Setting of financial goals, attitudes to risk and the time over which you are investing is directly linked to the age of an investor. In different age groups, these choices change and here financial planning is imperative. And while planning investment, one has to keep in mind there is no one-size-fits-all approach to financial planning. Two investors who are the same age may have different time horizons in terms of retirement from work or different financial requirements for necessities like their children’s marriage and education.
In context of age-appropriate investment, let me also tell you that whether you are a young outspoken guy keen to play the stocks or a mature investor seeking lower-risk assets, your age will definitely have an impact on your investment choices. In case of an investor who enters the market in their early twenties, a higher-risk investment portfolio might be an appropriate solution. Their investment horizon might be long term as they may not require the funds for several decades. Greater exposure to the stock market, and even more volatile sectors, such as emerging, might be suitable for a younger investor.
In contrast, an investor in their late fifties has exhausted their risk bearing capacity, as age is not on their side. The best bet, in this scenario, is to remain focused on reducing the risk while remaining invested in the market. The large portion of the money invested by this aged investor might be destroyed by the plummeting stock market when there is too little time to recover.

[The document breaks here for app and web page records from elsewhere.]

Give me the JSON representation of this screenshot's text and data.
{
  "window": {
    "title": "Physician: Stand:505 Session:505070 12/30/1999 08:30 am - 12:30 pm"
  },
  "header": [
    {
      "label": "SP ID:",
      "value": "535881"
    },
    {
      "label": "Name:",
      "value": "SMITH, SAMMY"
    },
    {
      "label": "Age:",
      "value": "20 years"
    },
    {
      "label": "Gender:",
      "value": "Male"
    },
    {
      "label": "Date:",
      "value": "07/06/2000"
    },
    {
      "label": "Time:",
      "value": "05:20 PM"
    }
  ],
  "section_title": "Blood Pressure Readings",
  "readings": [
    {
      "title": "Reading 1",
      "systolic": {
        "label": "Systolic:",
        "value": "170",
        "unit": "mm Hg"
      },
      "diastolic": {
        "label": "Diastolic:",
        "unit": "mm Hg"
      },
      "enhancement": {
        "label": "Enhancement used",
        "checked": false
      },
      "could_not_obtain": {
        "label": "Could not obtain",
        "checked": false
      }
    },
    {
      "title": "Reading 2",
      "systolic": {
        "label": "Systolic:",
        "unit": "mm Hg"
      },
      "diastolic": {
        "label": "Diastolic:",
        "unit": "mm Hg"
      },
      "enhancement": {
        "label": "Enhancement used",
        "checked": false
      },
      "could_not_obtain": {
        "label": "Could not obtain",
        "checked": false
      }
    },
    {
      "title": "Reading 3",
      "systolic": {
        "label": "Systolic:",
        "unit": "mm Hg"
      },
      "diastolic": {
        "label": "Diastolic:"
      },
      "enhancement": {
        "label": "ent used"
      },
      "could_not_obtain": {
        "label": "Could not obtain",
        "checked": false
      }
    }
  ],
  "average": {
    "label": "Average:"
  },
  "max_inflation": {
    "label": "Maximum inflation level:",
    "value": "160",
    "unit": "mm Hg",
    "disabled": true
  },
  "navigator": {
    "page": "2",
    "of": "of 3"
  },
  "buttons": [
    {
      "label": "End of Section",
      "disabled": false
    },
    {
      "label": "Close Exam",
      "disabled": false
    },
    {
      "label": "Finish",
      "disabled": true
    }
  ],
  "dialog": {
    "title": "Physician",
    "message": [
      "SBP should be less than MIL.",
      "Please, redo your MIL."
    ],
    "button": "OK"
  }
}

Meanwhile, what is important for investors across age spectrum is to pursue diversification of investment portfolio and of course striking balance even after observing diversification. Here, it is most important for all age-group investors to know what they own. They should know what it means to be diversified. Needless to mention that investment in the stock market should be done according to the risk-bearing capacity, following the ‘cut your coat according to your cloth’ adage. So an investor should first determine the overall exposure to equities they are comfortable with and then decide how much additional risk to build in by including smaller-cap, small-cap-value, international, and emerging-market stocks as well as real estate and commodities.
You may switch to less risky investments, which is a sensible move, when stock prices fall, but sticking all your money in the metaphorical mattress is not a long-term solution either. With interest rates paid on savings accounts being very low, the value of cash risks is eaten away by inflation. On the other hand, an investor also has to accept that all investments, even those perceived as safer can lose value. Don’t rule out the possibility of getting back less than the money invested.
To conclude, helping young minds expose to the world of capital markets at an early age is not bad. This can encourage them to focus on building wealth through investments as adults. There are options of investment in stock markets which suit young minds. Any age is a perfect age to start a child’s investment account. However, seek independent financial advice from a financial consultant who has the ability to tailor an investment portfolio specific to your age and the circumstance.
Sajjad Bazaz heads Internal Communication & Knowledge management Department of Jammu & Kashmir Bank Ltd. The views expressed are his own and, not the institution he works for.